> _Data for the task_:

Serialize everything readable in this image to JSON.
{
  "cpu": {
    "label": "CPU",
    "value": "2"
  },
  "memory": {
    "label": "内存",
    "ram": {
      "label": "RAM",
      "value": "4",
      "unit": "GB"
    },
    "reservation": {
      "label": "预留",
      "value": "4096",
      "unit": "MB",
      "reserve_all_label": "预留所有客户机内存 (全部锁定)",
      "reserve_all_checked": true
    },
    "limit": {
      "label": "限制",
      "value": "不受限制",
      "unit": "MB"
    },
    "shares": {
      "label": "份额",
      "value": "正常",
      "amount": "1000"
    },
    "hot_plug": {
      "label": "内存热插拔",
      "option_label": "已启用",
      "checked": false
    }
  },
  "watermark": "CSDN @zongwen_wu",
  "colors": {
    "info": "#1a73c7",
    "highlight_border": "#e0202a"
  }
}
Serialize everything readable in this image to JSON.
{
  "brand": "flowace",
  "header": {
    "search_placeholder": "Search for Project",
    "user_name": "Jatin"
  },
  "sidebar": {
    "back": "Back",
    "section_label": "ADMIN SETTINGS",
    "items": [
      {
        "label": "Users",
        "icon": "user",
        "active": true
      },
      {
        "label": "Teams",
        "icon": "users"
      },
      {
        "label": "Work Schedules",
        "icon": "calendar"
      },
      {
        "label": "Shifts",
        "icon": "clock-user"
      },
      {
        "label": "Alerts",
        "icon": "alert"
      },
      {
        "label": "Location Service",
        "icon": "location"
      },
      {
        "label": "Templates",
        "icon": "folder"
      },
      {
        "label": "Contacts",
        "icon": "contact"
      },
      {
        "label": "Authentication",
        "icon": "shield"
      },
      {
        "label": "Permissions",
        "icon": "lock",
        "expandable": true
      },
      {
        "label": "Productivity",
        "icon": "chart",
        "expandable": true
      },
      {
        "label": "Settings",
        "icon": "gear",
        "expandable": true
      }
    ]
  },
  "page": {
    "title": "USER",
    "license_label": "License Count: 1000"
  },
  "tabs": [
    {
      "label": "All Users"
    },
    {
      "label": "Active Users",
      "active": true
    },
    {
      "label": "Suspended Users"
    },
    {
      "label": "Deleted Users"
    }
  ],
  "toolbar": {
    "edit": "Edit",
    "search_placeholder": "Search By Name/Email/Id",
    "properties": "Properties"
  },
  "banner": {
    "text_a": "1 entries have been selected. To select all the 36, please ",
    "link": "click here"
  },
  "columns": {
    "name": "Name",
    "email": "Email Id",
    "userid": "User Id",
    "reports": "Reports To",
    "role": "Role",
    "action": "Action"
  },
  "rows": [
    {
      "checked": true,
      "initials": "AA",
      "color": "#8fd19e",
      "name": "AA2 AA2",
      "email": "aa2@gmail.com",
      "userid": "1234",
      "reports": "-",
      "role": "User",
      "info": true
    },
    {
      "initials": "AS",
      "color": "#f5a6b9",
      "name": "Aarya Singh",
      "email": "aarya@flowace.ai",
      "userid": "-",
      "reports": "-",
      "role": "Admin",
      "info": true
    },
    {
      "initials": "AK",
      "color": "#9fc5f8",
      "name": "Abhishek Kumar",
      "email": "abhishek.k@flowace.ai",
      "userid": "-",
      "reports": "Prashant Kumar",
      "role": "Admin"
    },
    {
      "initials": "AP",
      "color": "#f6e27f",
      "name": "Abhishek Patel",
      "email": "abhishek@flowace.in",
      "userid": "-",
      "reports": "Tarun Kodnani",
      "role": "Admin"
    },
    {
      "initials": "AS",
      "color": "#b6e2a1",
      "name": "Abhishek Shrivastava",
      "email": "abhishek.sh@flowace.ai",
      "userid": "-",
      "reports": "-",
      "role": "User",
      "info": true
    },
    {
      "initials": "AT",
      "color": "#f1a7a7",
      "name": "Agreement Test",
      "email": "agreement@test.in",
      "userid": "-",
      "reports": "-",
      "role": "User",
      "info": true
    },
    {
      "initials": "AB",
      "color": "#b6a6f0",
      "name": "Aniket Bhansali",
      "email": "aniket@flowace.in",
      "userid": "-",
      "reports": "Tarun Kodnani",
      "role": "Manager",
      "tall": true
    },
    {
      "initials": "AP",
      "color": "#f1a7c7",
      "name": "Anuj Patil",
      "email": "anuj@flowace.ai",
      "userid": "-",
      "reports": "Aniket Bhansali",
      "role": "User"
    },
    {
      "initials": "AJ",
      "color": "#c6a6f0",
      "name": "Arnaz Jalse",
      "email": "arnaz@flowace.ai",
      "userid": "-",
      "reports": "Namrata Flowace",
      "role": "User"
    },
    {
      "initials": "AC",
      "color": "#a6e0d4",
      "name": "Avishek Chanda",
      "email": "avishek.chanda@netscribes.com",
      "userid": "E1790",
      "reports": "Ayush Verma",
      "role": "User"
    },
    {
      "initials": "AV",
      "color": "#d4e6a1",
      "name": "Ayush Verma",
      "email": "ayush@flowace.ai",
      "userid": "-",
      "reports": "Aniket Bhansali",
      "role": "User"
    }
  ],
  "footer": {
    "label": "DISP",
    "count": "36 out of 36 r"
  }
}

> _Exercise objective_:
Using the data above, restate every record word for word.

> _Answer space_:
Serialize everything readable in this image to JSON.
{
  "cpu": {
    "label": "CPU",
    "value": "2"
  },
  "memory": {
    "label": "内存",
    "ram": {
      "label": "RAM",
      "value": "4",
      "unit": "GB"
    },
    "reservation": {
      "label": "预留",
      "value": "4096",
      "unit": "MB",
      "reserve_all_label": "预留所有客户机内存 (全部锁定)",
      "reserve_all_checked": true
    },
    "limit": {
      "label": "限制",
      "value": "不受限制",
      "unit": "MB"
    },
    "shares": {
      "label": "份额",
      "value": "正常",
      "amount": "1000"
    },
    "hot_plug": {
      "label": "内存热插拔",
      "option_label": "已启用",
      "checked": false
    }
  },
  "watermark": "CSDN @zongwen_wu",
  "colors": {
    "info": "#1a73c7",
    "highlight_border": "#e0202a"
  }
}
Serialize everything readable in this image to JSON.
{
  "brand": "flowace",
  "header": {
    "search_placeholder": "Search for Project",
    "user_name": "Jatin"
  },
  "sidebar": {
    "back": "Back",
    "section_label": "ADMIN SETTINGS",
    "items": [
      {
        "label": "Users",
        "icon": "user",
        "active": true
      },
      {
        "label": "Teams",
        "icon": "users"
      },
      {
        "label": "Work Schedules",
        "icon": "calendar"
      },
      {
        "label": "Shifts",
        "icon": "clock-user"
      },
      {
        "label": "Alerts",
        "icon": "alert"
      },
      {
        "label": "Location Service",
        "icon": "location"
      },
      {
        "label": "Templates",
        "icon": "folder"
      },
      {
        "label": "Contacts",
        "icon": "contact"
      },
      {
        "label": "Authentication",
        "icon": "shield"
      },
      {
        "label": "Permissions",
        "icon": "lock",
        "expandable": true
      },
      {
        "label": "Productivity",
        "icon": "chart",
        "expandable": true
      },
      {
        "label": "Settings",
        "icon": "gear",
        "expandable": true
      }
    ]
  },
  "page": {
    "title": "USER",
    "license_label": "License Count: 1000"
  },
  "tabs": [
    {
      "label": "All Users"
    },
    {
      "label": "Active Users",
      "active": true
    },
    {
      "label": "Suspended Users"
    },
    {
      "label": "Deleted Users"
    }
  ],
  "toolbar": {
    "edit": "Edit",
    "search_placeholder": "Search By Name/Email/Id",
    "properties": "Properties"
  },
  "banner": {
    "text_a": "1 entries have been selected. To select all the 36, please ",
    "link": "click here"
  },
  "columns": {
    "name": "Name",
    "email": "Email Id",
    "userid": "User Id",
    "reports": "Reports To",
    "role": "Role",
    "action": "Action"
  },
  "rows": [
    {
      "checked": true,
      "initials": "AA",
      "color": "#8fd19e",
      "name": "AA2 AA2",
      "email": "aa2@gmail.com",
      "userid": "1234",
      "reports": "-",
      "role": "User",
      "info": true
    },
    {
      "initials": "AS",
      "color": "#f5a6b9",
      "name": "Aarya Singh",
      "email": "aarya@flowace.ai",
      "userid": "-",
      "reports": "-",
      "role": "Admin",
      "info": true
    },
    {
      "initials": "AK",
      "color": "#9fc5f8",
      "name": "Abhishek Kumar",
      "email": "abhishek.k@flowace.ai",
      "userid": "-",
      "reports": "Prashant Kumar",
      "role": "Admin"
    },
    {
      "initials": "AP",
      "color": "#f6e27f",
      "name": "Abhishek Patel",
      "email": "abhishek@flowace.in",
      "userid": "-",
      "reports": "Tarun Kodnani",
      "role": "Admin"
    },
    {
      "initials": "AS",
      "color": "#b6e2a1",
      "name": "Abhishek Shrivastava",
      "email": "abhishek.sh@flowace.ai",
      "userid": "-",
      "reports": "-",
      "role": "User",
      "info": true
    },
    {
      "initials": "AT",
      "color": "#f1a7a7",
      "name": "Agreement Test",
      "email": "agreement@test.in",
      "userid": "-",
      "reports": "-",
      "role": "User",
      "info": true
    },
    {
      "initials": "AB",
      "color": "#b6a6f0",
      "name": "Aniket Bhansali",
      "email": "aniket@flowace.in",
      "userid": "-",
      "reports": "Tarun Kodnani",
      "role": "Manager",
      "tall": true
    },
    {
      "initials": "AP",
      "color": "#f1a7c7",
      "name": "Anuj Patil",
      "email": "anuj@flowace.ai",
      "userid": "-",
      "reports": "Aniket Bhansali",
      "role": "User"
    },
    {
      "initials": "AJ",
      "color": "#c6a6f0",
      "name": "Arnaz Jalse",
      "email": "arnaz@flowace.ai",
      "userid": "-",
      "reports": "Namrata Flowace",
      "role": "User"
    },
    {
      "initials": "AC",
      "color": "#a6e0d4",
      "name": "Avishek Chanda",
      "email": "avishek.chanda@netscribes.com",
      "userid": "E1790",
      "reports": "Ayush Verma",
      "role": "User"
    },
    {
      "initials": "AV",
      "color": "#d4e6a1",
      "name": "Ayush Verma",
      "email": "ayush@flowace.ai",
      "userid": "-",
      "reports": "Aniket Bhansali",
      "role": "User"
    }
  ],
  "footer": {
    "label": "DISP",
    "count": "36 out of 36 r"
  }
}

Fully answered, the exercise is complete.